### WHAT YOU SHOULD DO
Output all of the data below exactly as given.

### MATERIAL FOR THE TASK
#####

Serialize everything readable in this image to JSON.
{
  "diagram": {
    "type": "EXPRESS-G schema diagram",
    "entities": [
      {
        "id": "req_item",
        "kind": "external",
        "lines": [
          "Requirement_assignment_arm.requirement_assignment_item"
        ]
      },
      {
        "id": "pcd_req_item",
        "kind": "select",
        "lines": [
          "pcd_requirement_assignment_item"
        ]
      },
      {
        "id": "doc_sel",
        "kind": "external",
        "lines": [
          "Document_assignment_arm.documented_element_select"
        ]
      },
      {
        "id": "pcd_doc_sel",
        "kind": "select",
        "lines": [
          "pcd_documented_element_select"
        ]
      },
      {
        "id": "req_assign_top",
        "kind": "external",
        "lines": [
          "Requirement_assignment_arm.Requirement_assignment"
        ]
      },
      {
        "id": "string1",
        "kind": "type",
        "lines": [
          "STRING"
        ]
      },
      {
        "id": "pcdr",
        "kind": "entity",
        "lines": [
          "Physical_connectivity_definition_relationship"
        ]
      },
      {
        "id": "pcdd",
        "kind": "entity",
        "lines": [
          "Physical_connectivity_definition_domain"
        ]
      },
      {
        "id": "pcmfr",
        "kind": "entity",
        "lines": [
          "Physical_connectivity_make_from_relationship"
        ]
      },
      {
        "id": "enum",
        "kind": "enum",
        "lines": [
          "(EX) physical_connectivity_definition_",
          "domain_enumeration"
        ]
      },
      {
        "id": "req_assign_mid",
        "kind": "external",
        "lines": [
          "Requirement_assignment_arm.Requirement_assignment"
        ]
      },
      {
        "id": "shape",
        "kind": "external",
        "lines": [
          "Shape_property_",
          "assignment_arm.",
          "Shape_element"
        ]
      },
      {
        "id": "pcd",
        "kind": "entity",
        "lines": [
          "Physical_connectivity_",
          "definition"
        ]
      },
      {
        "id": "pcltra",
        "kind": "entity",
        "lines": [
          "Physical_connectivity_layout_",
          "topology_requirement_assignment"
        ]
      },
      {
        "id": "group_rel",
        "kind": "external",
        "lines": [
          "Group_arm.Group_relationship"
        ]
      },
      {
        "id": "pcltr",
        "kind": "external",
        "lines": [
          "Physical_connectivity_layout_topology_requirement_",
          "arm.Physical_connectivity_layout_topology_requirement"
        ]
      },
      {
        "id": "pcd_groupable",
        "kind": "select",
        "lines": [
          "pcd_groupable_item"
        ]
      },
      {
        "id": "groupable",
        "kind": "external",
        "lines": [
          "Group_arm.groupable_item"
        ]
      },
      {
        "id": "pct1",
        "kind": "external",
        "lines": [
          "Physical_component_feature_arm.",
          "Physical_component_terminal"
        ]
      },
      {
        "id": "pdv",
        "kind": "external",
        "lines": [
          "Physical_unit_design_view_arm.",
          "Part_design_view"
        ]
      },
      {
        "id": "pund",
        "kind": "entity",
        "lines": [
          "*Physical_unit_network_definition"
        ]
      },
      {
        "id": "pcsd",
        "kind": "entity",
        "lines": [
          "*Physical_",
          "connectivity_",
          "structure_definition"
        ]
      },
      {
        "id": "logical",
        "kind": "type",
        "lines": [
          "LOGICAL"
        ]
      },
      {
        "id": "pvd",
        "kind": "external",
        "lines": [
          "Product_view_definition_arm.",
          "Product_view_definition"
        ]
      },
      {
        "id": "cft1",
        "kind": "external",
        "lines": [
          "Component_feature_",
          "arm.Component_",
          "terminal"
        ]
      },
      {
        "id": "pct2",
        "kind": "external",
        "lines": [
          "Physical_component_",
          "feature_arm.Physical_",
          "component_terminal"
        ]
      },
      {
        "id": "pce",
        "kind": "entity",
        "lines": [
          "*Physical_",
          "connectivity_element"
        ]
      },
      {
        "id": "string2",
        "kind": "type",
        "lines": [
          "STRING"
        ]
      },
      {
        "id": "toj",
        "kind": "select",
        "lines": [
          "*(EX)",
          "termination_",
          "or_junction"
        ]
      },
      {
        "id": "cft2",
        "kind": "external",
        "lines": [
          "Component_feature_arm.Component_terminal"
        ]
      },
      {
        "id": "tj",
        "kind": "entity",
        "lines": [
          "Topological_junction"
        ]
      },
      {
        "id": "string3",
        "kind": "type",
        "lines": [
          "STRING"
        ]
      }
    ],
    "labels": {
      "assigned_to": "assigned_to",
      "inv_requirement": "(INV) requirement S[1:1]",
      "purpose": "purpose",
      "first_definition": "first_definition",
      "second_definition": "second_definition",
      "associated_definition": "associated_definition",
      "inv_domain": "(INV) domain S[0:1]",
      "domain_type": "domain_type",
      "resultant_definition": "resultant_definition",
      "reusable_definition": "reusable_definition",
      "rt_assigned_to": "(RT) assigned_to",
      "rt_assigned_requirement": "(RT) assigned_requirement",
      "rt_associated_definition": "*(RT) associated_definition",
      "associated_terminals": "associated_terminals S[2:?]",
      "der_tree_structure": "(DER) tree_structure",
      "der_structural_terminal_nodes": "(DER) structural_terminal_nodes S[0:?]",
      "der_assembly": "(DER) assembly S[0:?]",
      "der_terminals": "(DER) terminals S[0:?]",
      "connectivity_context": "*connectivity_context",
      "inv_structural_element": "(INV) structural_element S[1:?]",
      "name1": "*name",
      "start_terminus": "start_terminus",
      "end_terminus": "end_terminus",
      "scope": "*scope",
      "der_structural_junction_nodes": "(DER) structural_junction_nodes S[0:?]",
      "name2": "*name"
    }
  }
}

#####

### THE COMPLETED TASK
Serialize everything readable in this image to JSON.
{
  "diagram": {
    "type": "EXPRESS-G schema diagram",
    "entities": [
      {
        "id": "req_item",
        "kind": "external",
        "lines": [
          "Requirement_assignment_arm.requirement_assignment_item"
        ]
      },
      {
        "id": "pcd_req_item",
        "kind": "select",
        "lines": [
          "pcd_requirement_assignment_item"
        ]
      },
      {
        "id": "doc_sel",
        "kind": "external",
        "lines": [
          "Document_assignment_arm.documented_element_select"
        ]
      },
      {
        "id": "pcd_doc_sel",
        "kind": "select",
        "lines": [
          "pcd_documented_element_select"
        ]
      },
      {
        "id": "req_assign_top",
        "kind": "external",
        "lines": [
          "Requirement_assignment_arm.Requirement_assignment"
        ]
      },
      {
        "id": "string1",
        "kind": "type",
        "lines": [
          "STRING"
        ]
      },
      {
        "id": "pcdr",
        "kind": "entity",
        "lines": [
          "Physical_connectivity_definition_relationship"
        ]
      },
      {
        "id": "pcdd",
        "kind": "entity",
        "lines": [
          "Physical_connectivity_definition_domain"
        ]
      },
      {
        "id": "pcmfr",
        "kind": "entity",
        "lines": [
          "Physical_connectivity_make_from_relationship"
        ]
      },
      {
        "id": "enum",
        "kind": "enum",
        "lines": [
          "(EX) physical_connectivity_definition_",
          "domain_enumeration"
        ]
      },
      {
        "id": "req_assign_mid",
        "kind": "external",
        "lines": [
          "Requirement_assignment_arm.Requirement_assignment"
        ]
      },
      {
        "id": "shape",
        "kind": "external",
        "lines": [
          "Shape_property_",
          "assignment_arm.",
          "Shape_element"
        ]
      },
      {
        "id": "pcd",
        "kind": "entity",
        "lines": [
          "Physical_connectivity_",
          "definition"
        ]
      },
      {
        "id": "pcltra",
        "kind": "entity",
        "lines": [
          "Physical_connectivity_layout_",
          "topology_requirement_assignment"
        ]
      },
      {
        "id": "group_rel",
        "kind": "external",
        "lines": [
          "Group_arm.Group_relationship"
        ]
      },
      {
        "id": "pcltr",
        "kind": "external",
        "lines": [
          "Physical_connectivity_layout_topology_requirement_",
          "arm.Physical_connectivity_layout_topology_requirement"
        ]
      },
      {
        "id": "pcd_groupable",
        "kind": "select",
        "lines": [
          "pcd_groupable_item"
        ]
      },
      {
        "id": "groupable",
        "kind": "external",
        "lines": [
          "Group_arm.groupable_item"
        ]
      },
      {
        "id": "pct1",
        "kind": "external",
        "lines": [
          "Physical_component_feature_arm.",
          "Physical_component_terminal"
        ]
      },
      {
        "id": "pdv",
        "kind": "external",
        "lines": [
          "Physical_unit_design_view_arm.",
          "Part_design_view"
        ]
      },
      {
        "id": "pund",
        "kind": "entity",
        "lines": [
          "*Physical_unit_network_definition"
        ]
      },
      {
        "id": "pcsd",
        "kind": "entity",
        "lines": [
          "*Physical_",
          "connectivity_",
          "structure_definition"
        ]
      },
      {
        "id": "logical",
        "kind": "type",
        "lines": [
          "LOGICAL"
        ]
      },
      {
        "id": "pvd",
        "kind": "external",
        "lines": [
          "Product_view_definition_arm.",
          "Product_view_definition"
        ]
      },
      {
        "id": "cft1",
        "kind": "external",
        "lines": [
          "Component_feature_",
          "arm.Component_",
          "terminal"
        ]
      },
      {
        "id": "pct2",
        "kind": "external",
        "lines": [
          "Physical_component_",
          "feature_arm.Physical_",
          "component_terminal"
        ]
      },
      {
        "id": "pce",
        "kind": "entity",
        "lines": [
          "*Physical_",
          "connectivity_element"
        ]
      },
      {
        "id": "string2",
        "kind": "type",
        "lines": [
          "STRING"
        ]
      },
      {
        "id": "toj",
        "kind": "select",
        "lines": [
          "*(EX)",
          "termination_",
          "or_junction"
        ]
      },
      {
        "id": "cft2",
        "kind": "external",
        "lines": [
          "Component_feature_arm.Component_terminal"
        ]
      },
      {
        "id": "tj",
        "kind": "entity",
        "lines": [
          "Topological_junction"
        ]
      },
      {
        "id": "string3",
        "kind": "type",
        "lines": [
          "STRING"
        ]
      }
    ],
    "labels": {
      "assigned_to": "assigned_to",
      "inv_requirement": "(INV) requirement S[1:1]",
      "purpose": "purpose",
      "first_definition": "first_definition",
      "second_definition": "second_definition",
      "associated_definition": "associated_definition",
      "inv_domain": "(INV) domain S[0:1]",
      "domain_type": "domain_type",
      "resultant_definition": "resultant_definition",
      "reusable_definition": "reusable_definition",
      "rt_assigned_to": "(RT) assigned_to",
      "rt_assigned_requirement": "(RT) assigned_requirement",
      "rt_associated_definition": "*(RT) associated_definition",
      "associated_terminals": "associated_terminals S[2:?]",
      "der_tree_structure": "(DER) tree_structure",
      "der_structural_terminal_nodes": "(DER) structural_terminal_nodes S[0:?]",
      "der_assembly": "(DER) assembly S[0:?]",
      "der_terminals": "(DER) terminals S[0:?]",
      "connectivity_context": "*connectivity_context",
      "inv_structural_element": "(INV) structural_element S[1:?]",
      "name1": "*name",
      "start_terminus": "start_terminus",
      "end_terminus": "end_terminus",
      "scope": "*scope",
      "der_structural_junction_nodes": "(DER) structural_junction_nodes S[0:?]",
      "name2": "*name"
    }
  }
}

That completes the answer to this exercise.